» **DATA RECORDS**
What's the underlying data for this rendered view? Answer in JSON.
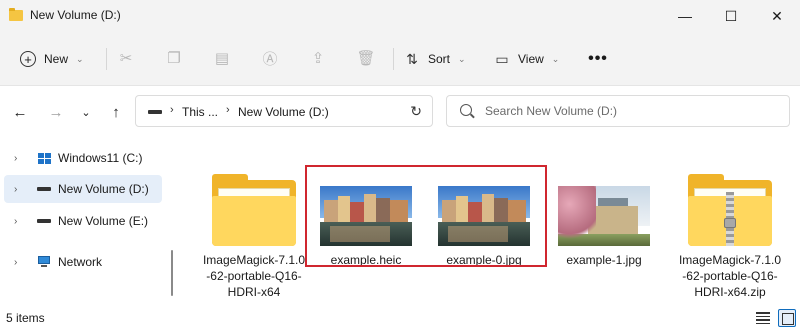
{
  "window": {
    "title": "New Volume (D:)",
    "minimize_glyph": "—",
    "maximize_glyph": "☐",
    "close_glyph": "✕"
  },
  "toolbar": {
    "new_label": "New",
    "sort_label": "Sort",
    "view_label": "View",
    "more_glyph": "•••"
  },
  "address": {
    "crumbs": [
      "This ...",
      "New Volume (D:)"
    ],
    "search_placeholder": "Search New Volume (D:)"
  },
  "sidebar": {
    "items": [
      {
        "label": "Windows11 (C:)",
        "icon": "windows-drive-icon",
        "selected": false
      },
      {
        "label": "New Volume (D:)",
        "icon": "drive-icon",
        "selected": true
      },
      {
        "label": "New Volume (E:)",
        "icon": "drive-icon",
        "selected": false
      },
      {
        "label": "Network",
        "icon": "network-icon",
        "selected": false
      }
    ]
  },
  "files": [
    {
      "name": "ImageMagick-7.1.0-62-portable-Q16-HDRI-x64",
      "type": "folder"
    },
    {
      "name": "example.heic",
      "type": "image"
    },
    {
      "name": "example-0.jpg",
      "type": "image"
    },
    {
      "name": "example-1.jpg",
      "type": "image"
    },
    {
      "name": "ImageMagick-7.1.0-62-portable-Q16-HDRI-x64.zip",
      "type": "zip"
    }
  ],
  "status": {
    "item_count": "5 items"
  },
  "colors": {
    "highlight": "#d0262f",
    "selection": "#e5eef9",
    "accent": "#0f6cbd"
  }
}
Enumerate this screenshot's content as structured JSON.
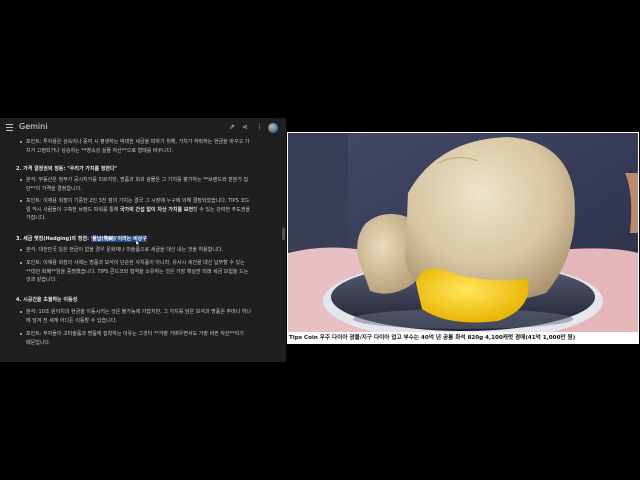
{
  "app": {
    "title": "Gemini"
  },
  "header_icons": [
    "share-external-icon",
    "share-icon",
    "more-vert-icon"
  ],
  "chat": {
    "line1": "포인트: 투자용은 상속이나 증여 시 평생하는 박대한 세금을 피하기 위해, 가치가 하락하는 현금을 바꾸고 가",
    "line2": "치가 고정되거나 상승하는 **영속성 실물 자산**으로 형태를 바꾸니다.",
    "sec2_title": "2. 가격 결정권의 정동: \"우리가 가치를 정한다\"",
    "s2_b1_l1": "분석: 무동산은 정부가 공시지가를 미르지만, 명품과 희귀 광물은 그 가치를 평가하는 **브랜드와 판분가 집",
    "s2_b1_l2": "단**이 가격을 결정합니다.",
    "s2_b2_l1": "포인트: 이재용 회장이 기중한 2인 3천 점의 가치는 결국 그 시장에 누구에 의해 결정되었습니다. TIPS 코드",
    "s2_b2_l2_a": "럴 악시 사람들이 구축한 브랜드 파워를 통해 ",
    "s2_b2_l2_b": "국가의 간섭 없이 자산 가치를 보전",
    "s2_b2_l2_c": "할 수 있는 강력한 주도권을",
    "s2_b2_l3": "가집니다.",
    "sec3_title_a": "3. 세금 헷징(Hedging)의 정점: ",
    "sec3_title_b": "'물납(物納)'이라는 비상구",
    "s3_b1": "분석: 대한민국 일은 현금이 없을 경우 문화재나 미술품으로 세금을 대신 내는 것을 허용합니다.",
    "s3_b2_l1": "포인트: 이재용 회장의 사례는 명품과 보석이 단순한 사치품이 아니라, 유사시 세건을 대신 납부할 수 있는",
    "s3_b2_l2": "**대안 화폐**임을 증명했습니다. TIPS 콘드코와 협약을 소유하는 것은 가장 확실한 미래 세금 보험을 드는",
    "s3_b2_l3": "것과 같습니다.",
    "sec4_title": "4. 시공간을 초월하는 이동성",
    "s4_b1_l1": "분석: 10조 원어치의 현금을 이동시키는 것은 불가능에 가깝지만, 그 가치를 담은 보석과 명품은 주머니 하나",
    "s4_b1_l2": "에 담겨 전 세계 어디든 이동할 수 있습니다.",
    "s4_b2_l1": "포인트: 부자들이 고미술품과 명품에 집착하는 이유는 그것이 **가장 가벼우면서도 가장 비싼 자산**이기",
    "s4_b2_l2": "때문입니다."
  },
  "photo": {
    "caption": "Tips Coin 우주 다이아 광물/지구 다이아 업고 부수는 40억 년 공룡 화석 820g 4,100캐럿 경매(41억 1,000만 원)"
  },
  "colors": {
    "panel_bg": "#1f1f1f",
    "highlight": "#264f8c",
    "background": "#000000"
  }
}
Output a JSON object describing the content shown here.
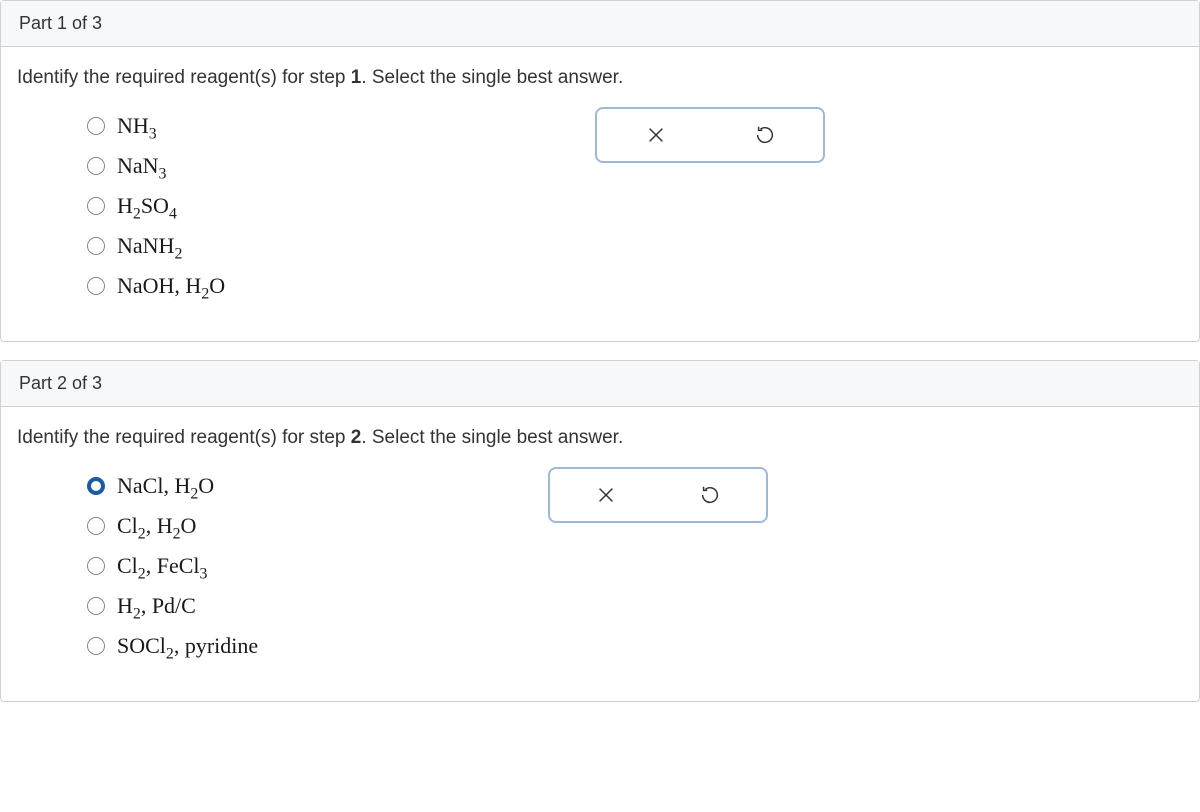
{
  "part1": {
    "header": "Part 1 of 3",
    "question_prefix": "Identify the required reagent(s) for step ",
    "question_step": "1",
    "question_suffix": ". Select the single best answer.",
    "options": {
      "opt1_html": "NH<sub>3</sub>",
      "opt2_html": "NaN<sub>3</sub>",
      "opt3_html": "H<sub>2</sub>SO<sub>4</sub>",
      "opt4_html": "NaNH<sub>2</sub>",
      "opt5_html": "NaOH, H<sub>2</sub>O"
    }
  },
  "part2": {
    "header": "Part 2 of 3",
    "question_prefix": "Identify the required reagent(s) for step ",
    "question_step": "2",
    "question_suffix": ". Select the single best answer.",
    "options": {
      "opt1_html": "NaCl, H<sub>2</sub>O",
      "opt2_html": "Cl<sub>2</sub>, H<sub>2</sub>O",
      "opt3_html": "Cl<sub>2</sub>, FeCl<sub>3</sub>",
      "opt4_html": "H<sub>2</sub>, Pd/C",
      "opt5_html": "SOCl<sub>2</sub>, pyridine"
    }
  },
  "icons": {
    "close": "close-icon",
    "reset": "reset-icon"
  }
}
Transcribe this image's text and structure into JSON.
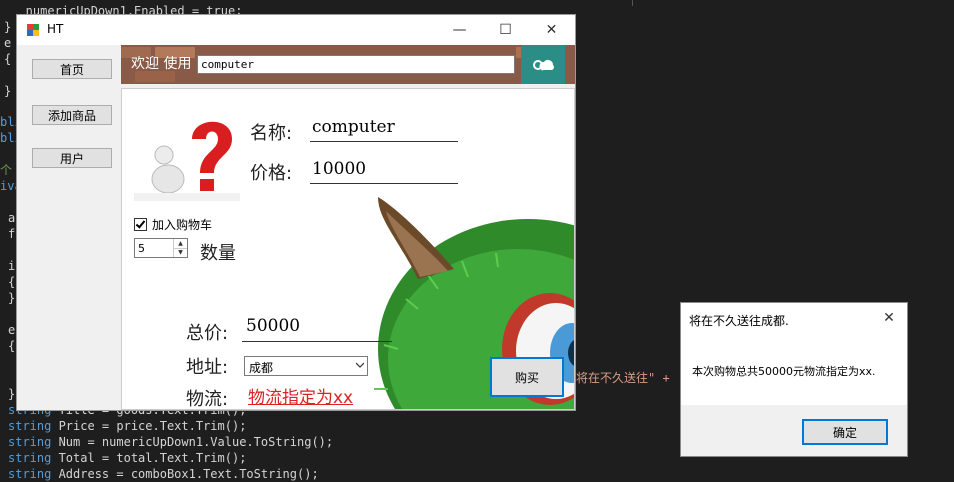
{
  "editor": {
    "lines_top": [
      {
        "text": "   numericUpDown1.Enabled = true;"
      },
      {
        "text": "}"
      },
      {
        "text": "e"
      },
      {
        "text": "{"
      },
      {
        "text": "}"
      }
    ],
    "left_fragments": [
      "bli",
      "bli",
      "个 号",
      "iva",
      "a",
      "f",
      "i",
      "{",
      "}",
      "e",
      "{",
      "}"
    ],
    "lines_bottom": [
      {
        "kw": "string",
        "rest": " Price = price.Text.Trim();"
      },
      {
        "kw": "string",
        "rest": " Num = numericUpDown1.Value.ToString();"
      },
      {
        "kw": "string",
        "rest": " Total = total.Text.Trim();"
      },
      {
        "kw": "string",
        "rest": " Address = comboBox1.Text.ToString();"
      }
    ],
    "partial_line": "string Title = goods.Text.Trim();",
    "code_tail": "将在不久送往\" +"
  },
  "window": {
    "title": "HT",
    "minimize_glyph": "—",
    "maximize_glyph": "☐",
    "close_glyph": "✕"
  },
  "nav": {
    "home": "首页",
    "add_product": "添加商品",
    "user": "用户"
  },
  "banner": {
    "welcome": "欢迎 使用",
    "search_value": "computer",
    "cloud_icon": "cloud-search-icon"
  },
  "product": {
    "name_label": "名称:",
    "name_value": "computer",
    "price_label": "价格:",
    "price_value": "10000",
    "add_to_cart_label": "加入购物车",
    "add_to_cart_checked": true,
    "quantity_value": "5",
    "quantity_label": "数量",
    "total_label": "总价:",
    "total_value": "50000",
    "address_label": "地址:",
    "address_value": "成都",
    "logistics_label": "物流:",
    "logistics_value": "物流指定为xx",
    "buy_button": "购买"
  },
  "message_box": {
    "title": "将在不久送往成都.",
    "body": "本次购物总共50000元物流指定为xx.",
    "ok_button": "确定",
    "close_glyph": "✕"
  },
  "colors": {
    "accent_blue": "#0078d7",
    "teal_button": "#2a8d86",
    "link_red": "#dd2222",
    "editor_bg": "#1e1e1e"
  }
}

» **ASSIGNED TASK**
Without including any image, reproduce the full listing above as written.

» **EXPECTED OUTPUT**
What's the underlying data for this rendered view? Answer in JSON.
{
  "window": {
    "title": "New Volume (D:)",
    "minimize_glyph": "—",
    "maximize_glyph": "☐",
    "close_glyph": "✕"
  },
  "toolbar": {
    "new_label": "New",
    "sort_label": "Sort",
    "view_label": "View",
    "more_glyph": "•••"
  },
  "address": {
    "crumbs": [
      "This ...",
      "New Volume (D:)"
    ],
    "search_placeholder": "Search New Volume (D:)"
  },
  "sidebar": {
    "items": [
      {
        "label": "Windows11 (C:)",
        "icon": "windows-drive-icon",
        "selected": false
      },
      {
        "label": "New Volume (D:)",
        "icon": "drive-icon",
        "selected": true
      },
      {
        "label": "New Volume (E:)",
        "icon": "drive-icon",
        "selected": false
      },
      {
        "label": "Network",
        "icon": "network-icon",
        "selected": false
      }
    ]
  },
  "files": [
    {
      "name": "ImageMagick-7.1.0-62-portable-Q16-HDRI-x64",
      "type": "folder"
    },
    {
      "name": "example.heic",
      "type": "image"
    },
    {
      "name": "example-0.jpg",
      "type": "image"
    },
    {
      "name": "example-1.jpg",
      "type": "image"
    },
    {
      "name": "ImageMagick-7.1.0-62-portable-Q16-HDRI-x64.zip",
      "type": "zip"
    }
  ],
  "status": {
    "item_count": "5 items"
  },
  "colors": {
    "highlight": "#d0262f",
    "selection": "#e5eef9",
    "accent": "#0f6cbd"
  }
}
Enumerate this screenshot's content as structured JSON.
{
  "app": {
    "title": "Gemini"
  },
  "header_icons": [
    "share-external-icon",
    "share-icon",
    "more-vert-icon"
  ],
  "chat": {
    "line1": "포인트: 투자용은 상속이나 증여 시 평생하는 박대한 세금을 피하기 위해, 가치가 하락하는 현금을 바꾸고 가",
    "line2": "치가 고정되거나 상승하는 **영속성 실물 자산**으로 형태를 바꾸니다.",
    "sec2_title": "2. 가격 결정권의 정동: \"우리가 가치를 정한다\"",
    "s2_b1_l1": "분석: 무동산은 정부가 공시지가를 미르지만, 명품과 희귀 광물은 그 가치를 평가하는 **브랜드와 판분가 집",
    "s2_b1_l2": "단**이 가격을 결정합니다.",
    "s2_b2_l1": "포인트: 이재용 회장이 기중한 2인 3천 점의 가치는 결국 그 시장에 누구에 의해 결정되었습니다. TIPS 코드",
    "s2_b2_l2_a": "럴 악시 사람들이 구축한 브랜드 파워를 통해 ",
    "s2_b2_l2_b": "국가의 간섭 없이 자산 가치를 보전",
    "s2_b2_l2_c": "할 수 있는 강력한 주도권을",
    "s2_b2_l3": "가집니다.",
    "sec3_title_a": "3. 세금 헷징(Hedging)의 정점: ",
    "sec3_title_b": "'물납(物納)'이라는 비상구",
    "s3_b1": "분석: 대한민국 일은 현금이 없을 경우 문화재나 미술품으로 세금을 대신 내는 것을 허용합니다.",
    "s3_b2_l1": "포인트: 이재용 회장의 사례는 명품과 보석이 단순한 사치품이 아니라, 유사시 세건을 대신 납부할 수 있는",
    "s3_b2_l2": "**대안 화폐**임을 증명했습니다. TIPS 콘드코와 협약을 소유하는 것은 가장 확실한 미래 세금 보험을 드는",
    "s3_b2_l3": "것과 같습니다.",
    "sec4_title": "4. 시공간을 초월하는 이동성",
    "s4_b1_l1": "분석: 10조 원어치의 현금을 이동시키는 것은 불가능에 가깝지만, 그 가치를 담은 보석과 명품은 주머니 하나",
    "s4_b1_l2": "에 담겨 전 세계 어디든 이동할 수 있습니다.",
    "s4_b2_l1": "포인트: 부자들이 고미술품과 명품에 집착하는 이유는 그것이 **가장 가벼우면서도 가장 비싼 자산**이기",
    "s4_b2_l2": "때문입니다."
  },
  "photo": {
    "caption": "Tips Coin 우주 다이아 광물/지구 다이아 업고 부수는 40억 년 공룡 화석 820g 4,100캐럿 경매(41억 1,000만 원)"
  },
  "colors": {
    "panel_bg": "#1f1f1f",
    "highlight": "#264f8c",
    "background": "#000000"
  }
}
Output a JSON object describing the content shown here.
{
  "part1": {
    "header": "Part 1 of 3",
    "question_prefix": "Identify the required reagent(s) for step ",
    "question_step": "1",
    "question_suffix": ". Select the single best answer.",
    "options": {
      "opt1_html": "NH<sub>3</sub>",
      "opt2_html": "NaN<sub>3</sub>",
      "opt3_html": "H<sub>2</sub>SO<sub>4</sub>",
      "opt4_html": "NaNH<sub>2</sub>",
      "opt5_html": "NaOH, H<sub>2</sub>O"
    }
  },
  "part2": {
    "header": "Part 2 of 3",
    "question_prefix": "Identify the required reagent(s) for step ",
    "question_step": "2",
    "question_suffix": ". Select the single best answer.",
    "options": {
      "opt1_html": "NaCl, H<sub>2</sub>O",
      "opt2_html": "Cl<sub>2</sub>, H<sub>2</sub>O",
      "opt3_html": "Cl<sub>2</sub>, FeCl<sub>3</sub>",
      "opt4_html": "H<sub>2</sub>, Pd/C",
      "opt5_html": "SOCl<sub>2</sub>, pyridine"
    }
  },
  "icons": {
    "close": "close-icon",
    "reset": "reset-icon"
  }
}
Transcribe this image's text and structure into JSON.
{
  "editor": {
    "lines_top": [
      {
        "text": "   numericUpDown1.Enabled = true;"
      },
      {
        "text": "}"
      },
      {
        "text": "e"
      },
      {
        "text": "{"
      },
      {
        "text": "}"
      }
    ],
    "left_fragments": [
      "bli",
      "bli",
      "个 号",
      "iva",
      "a",
      "f",
      "i",
      "{",
      "}",
      "e",
      "{",
      "}"
    ],
    "lines_bottom": [
      {
        "kw": "string",
        "rest": " Price = price.Text.Trim();"
      },
      {
        "kw": "string",
        "rest": " Num = numericUpDown1.Value.ToString();"
      },
      {
        "kw": "string",
        "rest": " Total = total.Text.Trim();"
      },
      {
        "kw": "string",
        "rest": " Address = comboBox1.Text.ToString();"
      }
    ],
    "partial_line": "string Title = goods.Text.Trim();",
    "code_tail": "将在不久送往\" +"
  },
  "window": {
    "title": "HT",
    "minimize_glyph": "—",
    "maximize_glyph": "☐",
    "close_glyph": "✕"
  },
  "nav": {
    "home": "首页",
    "add_product": "添加商品",
    "user": "用户"
  },
  "banner": {
    "welcome": "欢迎 使用",
    "search_value": "computer",
    "cloud_icon": "cloud-search-icon"
  },
  "product": {
    "name_label": "名称:",
    "name_value": "computer",
    "price_label": "价格:",
    "price_value": "10000",
    "add_to_cart_label": "加入购物车",
    "add_to_cart_checked": true,
    "quantity_value": "5",
    "quantity_label": "数量",
    "total_label": "总价:",
    "total_value": "50000",
    "address_label": "地址:",
    "address_value": "成都",
    "logistics_label": "物流:",
    "logistics_value": "物流指定为xx",
    "buy_button": "购买"
  },
  "message_box": {
    "title": "将在不久送往成都.",
    "body": "本次购物总共50000元物流指定为xx.",
    "ok_button": "确定",
    "close_glyph": "✕"
  },
  "colors": {
    "accent_blue": "#0078d7",
    "teal_button": "#2a8d86",
    "link_red": "#dd2222",
    "editor_bg": "#1e1e1e"
  }
}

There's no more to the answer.